On the seventh day of Christmas, my true love gave to me...
Seven swans a' swimming!
We have a winner of Latter-day Cipher by Latayne Scott--Karen Kukrak! (Latayne said this was so hard because she knew so many contestants -- so it was literally drawing straws!) So, Karen, contact us with a mailing address.
Speaking of winners, do you remember the Audience With an Agent contest we had last summer, in which so many of you sent in chapters of your completed novels? We received entries from a lot of talented writers, but in September we announced six finalists, and sent their chapters to agent Wendy Lawton, so that she could choose a winner.
Have you been anxious to hear who won?
So have we!
All this time Wendy has been reading, and thinking, and reading some more. But at last she has chosen a winning chapter and asked to see the entire manuscript. I am proud to announce that our winner is...
Lori Benton, for her novel, Kindred!
Lori, we are thrilled for you, and so pleased that your beautiful work will be considered in its entirety by one of the premiere agents in the industry.
There is more news.
The prize for this competition was an "audience" with agent Wendy Lawton, so the author she chose is the winner. But serendipity happens sometimes, and it happened here.
Wendy's partner, agent Janet Kobobel Grant happened to catch a glimpse of the chapter we sent from Jean Knight's novel, Broken Arches. Janet liked what she read so much that she has asked to see the rest of Jean's manuscript.
We at Novel Matters are over the moon - two authors have been blessed because of our competition! I hope many more will consider entering the next Audience with an Agent contest in the Spring of 2010.
Now I'm going to turn my attention to all the authors who didn't win, including those who didn't enter.
There's a special brand of discouragement made just for us writers. Before I was published, I didn't need to enter a contest to be disappointed. I only had to read my own work.
Because it was awful. I knew this, because I loved to read excellent fiction. I knew great writing when I saw it, and I looked at my own work and knew it didn't measure up.
When I say this, people sometimes try to defend me, because for a writer, that is a savage realization. They try to talk me down from that embarrassing mix of self-loathing and hubris that says if I'm not as brilliant as Marilynne Robinson I shouldn't call myself a writer.

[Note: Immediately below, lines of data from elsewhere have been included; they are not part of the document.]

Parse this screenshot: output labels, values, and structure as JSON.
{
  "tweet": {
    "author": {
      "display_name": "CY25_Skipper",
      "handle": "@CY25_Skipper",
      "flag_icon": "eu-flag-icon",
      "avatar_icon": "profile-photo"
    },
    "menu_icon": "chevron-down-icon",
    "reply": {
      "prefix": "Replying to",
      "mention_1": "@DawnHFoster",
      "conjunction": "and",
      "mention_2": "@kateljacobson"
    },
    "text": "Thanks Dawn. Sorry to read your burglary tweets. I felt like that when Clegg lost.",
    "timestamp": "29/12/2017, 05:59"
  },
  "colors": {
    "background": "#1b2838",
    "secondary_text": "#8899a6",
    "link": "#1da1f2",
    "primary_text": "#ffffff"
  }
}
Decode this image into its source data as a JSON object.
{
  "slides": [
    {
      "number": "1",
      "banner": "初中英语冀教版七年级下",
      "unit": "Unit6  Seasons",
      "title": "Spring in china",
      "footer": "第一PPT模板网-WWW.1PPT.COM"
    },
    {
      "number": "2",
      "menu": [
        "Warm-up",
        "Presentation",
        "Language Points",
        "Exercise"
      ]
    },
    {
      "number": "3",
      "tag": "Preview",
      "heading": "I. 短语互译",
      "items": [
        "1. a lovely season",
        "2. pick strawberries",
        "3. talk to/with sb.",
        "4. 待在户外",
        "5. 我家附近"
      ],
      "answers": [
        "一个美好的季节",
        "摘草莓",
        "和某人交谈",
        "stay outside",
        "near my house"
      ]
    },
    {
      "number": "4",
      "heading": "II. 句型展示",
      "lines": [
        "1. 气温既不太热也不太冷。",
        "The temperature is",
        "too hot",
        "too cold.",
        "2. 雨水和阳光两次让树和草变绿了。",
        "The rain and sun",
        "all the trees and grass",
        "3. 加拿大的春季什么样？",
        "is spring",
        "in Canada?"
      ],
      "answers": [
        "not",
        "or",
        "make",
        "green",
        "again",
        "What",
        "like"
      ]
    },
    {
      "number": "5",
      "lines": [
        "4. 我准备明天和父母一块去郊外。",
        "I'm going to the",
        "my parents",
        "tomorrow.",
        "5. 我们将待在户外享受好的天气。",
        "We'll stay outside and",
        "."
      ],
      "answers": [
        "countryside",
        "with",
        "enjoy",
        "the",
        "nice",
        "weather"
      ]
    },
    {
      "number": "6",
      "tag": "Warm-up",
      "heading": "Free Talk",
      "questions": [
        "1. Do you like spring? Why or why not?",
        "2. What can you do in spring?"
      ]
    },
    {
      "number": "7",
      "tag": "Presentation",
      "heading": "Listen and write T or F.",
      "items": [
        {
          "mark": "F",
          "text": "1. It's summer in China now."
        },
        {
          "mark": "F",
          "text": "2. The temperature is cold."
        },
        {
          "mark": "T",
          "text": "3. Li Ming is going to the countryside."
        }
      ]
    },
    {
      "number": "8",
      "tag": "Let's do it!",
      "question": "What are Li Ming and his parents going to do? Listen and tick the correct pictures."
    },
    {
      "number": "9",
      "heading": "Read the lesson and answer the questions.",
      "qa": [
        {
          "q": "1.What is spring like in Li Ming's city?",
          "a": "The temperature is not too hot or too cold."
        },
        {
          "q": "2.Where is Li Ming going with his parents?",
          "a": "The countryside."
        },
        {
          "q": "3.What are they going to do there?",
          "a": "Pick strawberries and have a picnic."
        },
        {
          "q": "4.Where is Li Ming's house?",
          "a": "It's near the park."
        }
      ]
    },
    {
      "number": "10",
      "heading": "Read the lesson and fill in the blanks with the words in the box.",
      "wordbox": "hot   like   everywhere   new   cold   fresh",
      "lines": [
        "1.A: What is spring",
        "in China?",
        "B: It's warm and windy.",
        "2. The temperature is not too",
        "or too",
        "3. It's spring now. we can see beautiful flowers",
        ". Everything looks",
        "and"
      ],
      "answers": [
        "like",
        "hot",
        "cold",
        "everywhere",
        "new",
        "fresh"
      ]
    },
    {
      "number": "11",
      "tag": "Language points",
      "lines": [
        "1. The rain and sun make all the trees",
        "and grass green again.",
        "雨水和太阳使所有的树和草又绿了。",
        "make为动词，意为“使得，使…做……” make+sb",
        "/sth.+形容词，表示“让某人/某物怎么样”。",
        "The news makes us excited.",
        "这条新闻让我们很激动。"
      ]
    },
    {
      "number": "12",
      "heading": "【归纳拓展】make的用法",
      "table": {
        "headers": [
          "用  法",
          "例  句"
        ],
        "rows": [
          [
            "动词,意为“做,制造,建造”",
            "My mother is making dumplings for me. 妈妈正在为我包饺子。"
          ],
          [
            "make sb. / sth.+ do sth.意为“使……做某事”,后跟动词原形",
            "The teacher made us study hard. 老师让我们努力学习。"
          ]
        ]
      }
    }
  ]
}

It is so that all my life people have told me I had talent. But understand: there was something missing, and no matter how much I studied the mechanics of writing, when I read my work, I knew something important was missing! I just didn't know what it was.
I'm saying all this to give you hope. Because for me, that changed in a moment, the moment I read a short story in Walter Wangerin Jr.'s little Christmas book, In the Days of Angels.
The story was titled The Manger is Empty. (Please get the book and read it. And please watch as Wangerin tells the story aloud. When he's done, you will know it is Christmas.)
As I read (again and again over the course of several days) about chain-smoking Odessa Williams, who needed her teeth only when she was angry so she could enunciate each word, as I read about little Dee-Dee Lawrence whose voice could pierce Heaven itself, and about little Mary who triumphed over hard truths about life and death, as I read all of that, something turned over for me. Suddenly I knew what my writing had been missing. It had to do with loving - not intellectualizing - my characters. About deep honesty regarding the darkness of life in a fallen world, and a deeper sense of wonder over the God who created light.
Not the sort of stuff Writers Digest typically puts in its books about writing, but it was what I needed. The next thing I wrote was To Dance in the Desert.
I won't here expand on these lessons, because what I want to tell you today is that frustration can lift in an instant. It's like studying something hard, like Algebra: You don't get it, you don't get it, you really don't get it, and then one day the light goes on. (Okay, the light never did go on for me in Algebra, but you get my point.)
Roll your shoulders. Rejoice because it's Christmas, because the people who walked in darkness have seen a great light. Because shepherds and wise men and Joseph and Mary learned, and you can learn that everything can change in a moment.